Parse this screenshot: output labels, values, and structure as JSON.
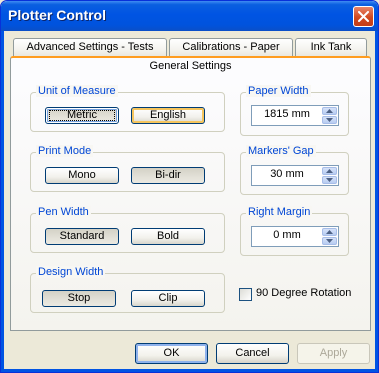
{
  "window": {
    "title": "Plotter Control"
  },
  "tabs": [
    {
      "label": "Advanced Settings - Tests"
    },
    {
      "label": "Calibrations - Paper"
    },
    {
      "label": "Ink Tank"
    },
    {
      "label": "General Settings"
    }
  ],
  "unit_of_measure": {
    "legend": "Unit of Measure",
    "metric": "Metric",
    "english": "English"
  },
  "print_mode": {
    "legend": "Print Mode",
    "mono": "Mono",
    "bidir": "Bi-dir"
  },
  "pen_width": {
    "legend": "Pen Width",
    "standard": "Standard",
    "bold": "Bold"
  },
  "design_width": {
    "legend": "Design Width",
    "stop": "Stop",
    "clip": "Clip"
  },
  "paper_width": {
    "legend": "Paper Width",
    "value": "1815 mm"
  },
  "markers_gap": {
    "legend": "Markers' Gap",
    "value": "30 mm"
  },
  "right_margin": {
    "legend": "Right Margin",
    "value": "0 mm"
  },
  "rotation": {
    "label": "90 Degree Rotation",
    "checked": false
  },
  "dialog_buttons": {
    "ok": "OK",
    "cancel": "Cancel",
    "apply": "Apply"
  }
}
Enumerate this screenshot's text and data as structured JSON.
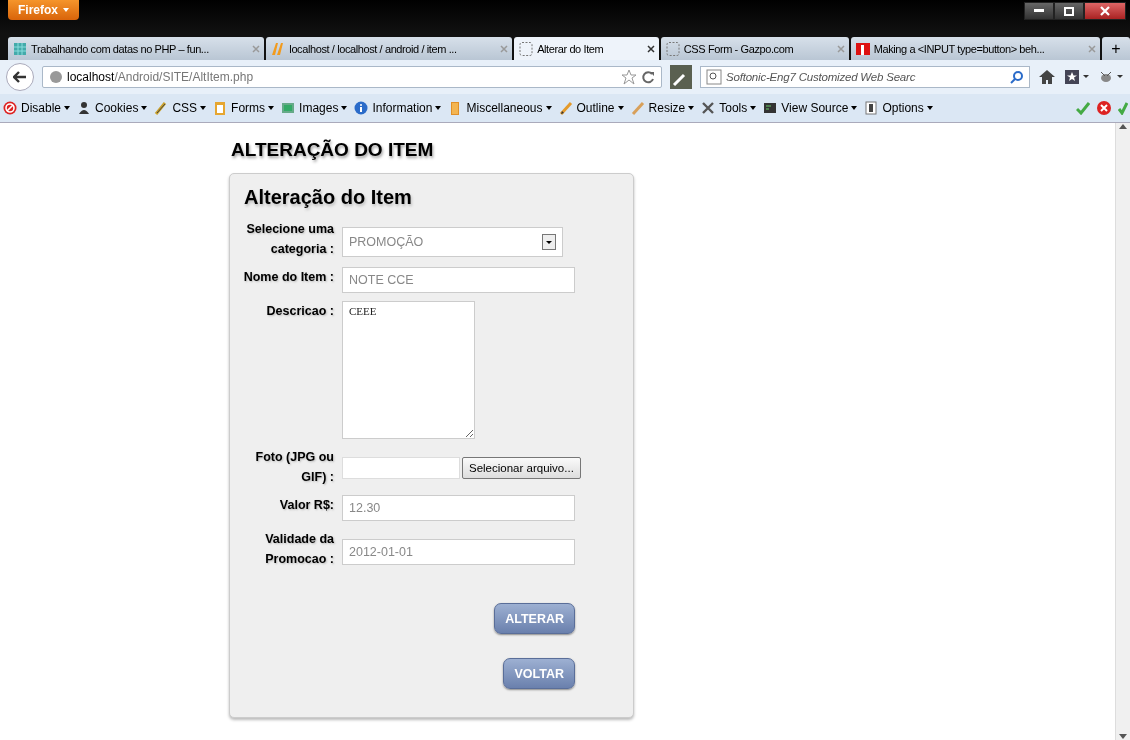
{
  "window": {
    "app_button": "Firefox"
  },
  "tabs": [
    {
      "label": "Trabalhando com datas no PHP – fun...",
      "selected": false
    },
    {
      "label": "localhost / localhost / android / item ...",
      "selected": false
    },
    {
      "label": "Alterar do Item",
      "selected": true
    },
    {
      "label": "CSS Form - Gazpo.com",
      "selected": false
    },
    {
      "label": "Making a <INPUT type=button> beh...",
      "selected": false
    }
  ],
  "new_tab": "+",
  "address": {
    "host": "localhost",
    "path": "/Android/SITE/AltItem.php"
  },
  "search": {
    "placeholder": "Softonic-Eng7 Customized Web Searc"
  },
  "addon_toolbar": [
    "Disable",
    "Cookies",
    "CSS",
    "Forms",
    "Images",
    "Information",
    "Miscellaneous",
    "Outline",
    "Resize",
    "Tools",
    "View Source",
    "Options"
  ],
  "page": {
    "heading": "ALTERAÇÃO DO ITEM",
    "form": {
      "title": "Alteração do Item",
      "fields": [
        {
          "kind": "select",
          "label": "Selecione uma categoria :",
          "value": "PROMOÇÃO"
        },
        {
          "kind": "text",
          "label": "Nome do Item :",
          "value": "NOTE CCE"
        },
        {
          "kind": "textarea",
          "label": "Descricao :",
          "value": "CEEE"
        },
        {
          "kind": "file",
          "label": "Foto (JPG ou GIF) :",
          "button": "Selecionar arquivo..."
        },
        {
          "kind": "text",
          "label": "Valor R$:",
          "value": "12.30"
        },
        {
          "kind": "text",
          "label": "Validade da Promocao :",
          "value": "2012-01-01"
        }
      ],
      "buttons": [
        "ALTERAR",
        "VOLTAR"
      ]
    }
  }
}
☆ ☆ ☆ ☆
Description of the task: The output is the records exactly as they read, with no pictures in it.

Expected answer:
Parse this screenshot: output labels, values, and structure as JSON.
{
  "window": {
    "title": "Plotter Control"
  },
  "tabs": [
    {
      "label": "Advanced Settings - Tests"
    },
    {
      "label": "Calibrations - Paper"
    },
    {
      "label": "Ink Tank"
    },
    {
      "label": "General Settings"
    }
  ],
  "unit_of_measure": {
    "legend": "Unit of Measure",
    "metric": "Metric",
    "english": "English"
  },
  "print_mode": {
    "legend": "Print Mode",
    "mono": "Mono",
    "bidir": "Bi-dir"
  },
  "pen_width": {
    "legend": "Pen Width",
    "standard": "Standard",
    "bold": "Bold"
  },
  "design_width": {
    "legend": "Design Width",
    "stop": "Stop",
    "clip": "Clip"
  },
  "paper_width": {
    "legend": "Paper Width",
    "value": "1815 mm"
  },
  "markers_gap": {
    "legend": "Markers' Gap",
    "value": "30 mm"
  },
  "right_margin": {
    "legend": "Right Margin",
    "value": "0 mm"
  },
  "rotation": {
    "label": "90 Degree Rotation",
    "checked": false
  },
  "dialog_buttons": {
    "ok": "OK",
    "cancel": "Cancel",
    "apply": "Apply"
  }
}
Enumerate this screenshot's text and data as structured JSON.
{
  "window": {
    "app_button": "Firefox"
  },
  "tabs": [
    {
      "label": "Trabalhando com datas no PHP – fun...",
      "selected": false
    },
    {
      "label": "localhost / localhost / android / item ...",
      "selected": false
    },
    {
      "label": "Alterar do Item",
      "selected": true
    },
    {
      "label": "CSS Form - Gazpo.com",
      "selected": false
    },
    {
      "label": "Making a <INPUT type=button> beh...",
      "selected": false
    }
  ],
  "new_tab": "+",
  "address": {
    "host": "localhost",
    "path": "/Android/SITE/AltItem.php"
  },
  "search": {
    "placeholder": "Softonic-Eng7 Customized Web Searc"
  },
  "addon_toolbar": [
    "Disable",
    "Cookies",
    "CSS",
    "Forms",
    "Images",
    "Information",
    "Miscellaneous",
    "Outline",
    "Resize",
    "Tools",
    "View Source",
    "Options"
  ],
  "page": {
    "heading": "ALTERAÇÃO DO ITEM",
    "form": {
      "title": "Alteração do Item",
      "fields": [
        {
          "kind": "select",
          "label": "Selecione uma categoria :",
          "value": "PROMOÇÃO"
        },
        {
          "kind": "text",
          "label": "Nome do Item :",
          "value": "NOTE CCE"
        },
        {
          "kind": "textarea",
          "label": "Descricao :",
          "value": "CEEE"
        },
        {
          "kind": "file",
          "label": "Foto (JPG ou GIF) :",
          "button": "Selecionar arquivo..."
        },
        {
          "kind": "text",
          "label": "Valor R$:",
          "value": "12.30"
        },
        {
          "kind": "text",
          "label": "Validade da Promocao :",
          "value": "2012-01-01"
        }
      ],
      "buttons": [
        "ALTERAR",
        "VOLTAR"
      ]
    }
  }
}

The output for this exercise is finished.